Being almost the new year, it is a good time to reflect. Personally, this has been a tough year with aging parents running into serious health issues. One of the things that happens when you have the final visit is the chance to see some of the old photographs, and one of the ones my father kept and scanned is from when I was a scout. It made me think about the differences between when I was a scout and the experience my sons are having as scouts today.

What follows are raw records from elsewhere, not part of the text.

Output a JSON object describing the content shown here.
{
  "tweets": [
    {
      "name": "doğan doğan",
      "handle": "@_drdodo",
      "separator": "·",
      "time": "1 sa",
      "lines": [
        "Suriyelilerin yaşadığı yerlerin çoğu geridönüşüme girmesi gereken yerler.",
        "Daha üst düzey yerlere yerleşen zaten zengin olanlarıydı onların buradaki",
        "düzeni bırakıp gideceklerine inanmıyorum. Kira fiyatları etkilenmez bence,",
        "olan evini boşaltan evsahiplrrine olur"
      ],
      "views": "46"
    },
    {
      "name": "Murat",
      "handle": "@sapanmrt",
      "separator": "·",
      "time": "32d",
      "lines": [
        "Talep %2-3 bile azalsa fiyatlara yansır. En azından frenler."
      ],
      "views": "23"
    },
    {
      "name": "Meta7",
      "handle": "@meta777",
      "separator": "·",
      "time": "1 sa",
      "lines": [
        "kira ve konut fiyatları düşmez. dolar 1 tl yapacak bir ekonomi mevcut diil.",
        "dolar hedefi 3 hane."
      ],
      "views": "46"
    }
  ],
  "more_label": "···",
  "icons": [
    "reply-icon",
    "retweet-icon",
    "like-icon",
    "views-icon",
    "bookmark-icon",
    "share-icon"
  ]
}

The photo is from a scouting exposition that Chester County Council had in 1975. My troop elected to do a pioneering and a cooking demonstration. As SPL I delegated the cooking to my ASPL, and organized the pioneering project. We knew that the pioneering demonstration had to be stable on a parking lot without guy lines or stakes. We wanted it to be spectacular. The picture shows the results. In the background is an ugly tower – but clearly scout designed and scout-built. It was also taller than the competition, and stable enough for visitors to climb. The foreground shows the competition (our rival troop – but a more or less friendly rivalry – both troops are still in existance in that district so I won’t give the numbers). They had built a spectacular, adult-engineered, set of projects. However, their projects couldn’t handle traffic. You may notice that they are looking across the parking lot at our tower in disbelief – we actually won! They are also looking at their ScoutMaster – (well really adult acting as SPL) – who ran the troop very efficiently.
We really had a scout-run troop – much more so than either of my son’s. (although in fairness I think both troops are trying to move in that direction, and one has made great strides). So what is the difference? Why did we pull it off?

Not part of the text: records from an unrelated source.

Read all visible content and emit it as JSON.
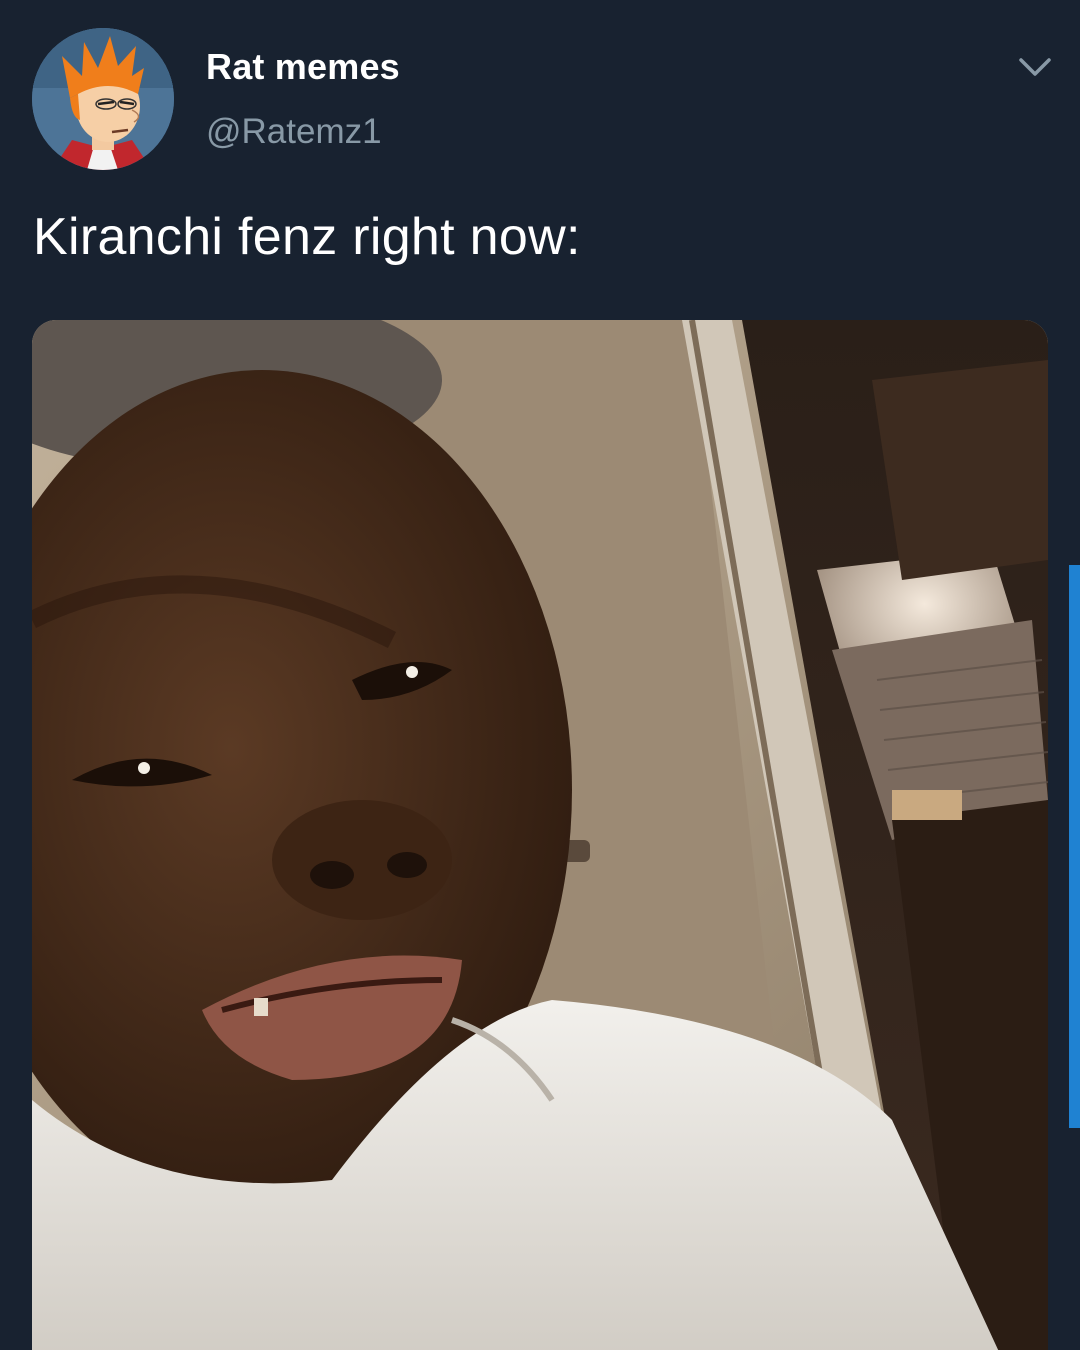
{
  "tweet": {
    "display_name": "Rat memes",
    "handle": "@Ratemz1",
    "text": "Kiranchi fenz right now:",
    "avatar_icon": "cartoon-avatar-icon",
    "menu_icon": "chevron-down-icon"
  },
  "colors": {
    "background": "#182230",
    "handle": "#8899a6",
    "scrollbar": "#1f82d2"
  }
}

- One possibility is that parents, schools and teachers were far less protective. I could carry my scout knife in my pocket to elementary, middle and high school and no one cared. Heck, in high school I brought a machete in as a prop for a class play (for Laeretes to fence with Hamlet). I think the extra freedom allowed us to develop a sense of responsibility – mom or dad wasn’t there to fix it all the time.
- Another possibility was our meeting time. We met Saturday morning. This let us have a stronger outdoor program than we usually do today. We pretty much were guarantied two outdoor events a month -a hike and a campout. I think this may have been important as the troops that met on a weekday evening were much less scout run than ours.
- Kids were less scheduled. Sure there was little league, but that was only in spring and early summer. Basically you got home from school and entertained yourself until dinner time.
- The patrols camped as patrols. The patrols cooked as patrols. If there wasn’t a troop campfire then we had patrol fires
- Patrols met separately from the troop meeting and planned for their events without adult supervision. If you messed up – well you messed up. (one of the reasons that I didn’t do the food at that exposition was that I messed up badly the first time I was a patrol leader on food planning for a campout).
- Scouts were involved in planning the year at all levels. The current standard approach is that the scoutmaster and the patrol leaders council meet and then the scoutmaster presents the plans to the troop committee. We just met together and bounced ideas off each other.
- Older scouts were allowed and encouraged to plan their own “high adventure” trips. Sort of like venturers today.
Some things were the same and cannot be the root cause of problems. Adults were around. When we went on an outing the drivers and assistant scoutmasters were there. Like today, they camped as an “adult patrol” off on the side, but they kept an eye on us. In fact, the times we had trouble were when the adult supervision failed. It wasn’t uncommon for one of the adults to meander through the patrol area and check that everything was OK. I don’t think boys were fundamentally any different than then.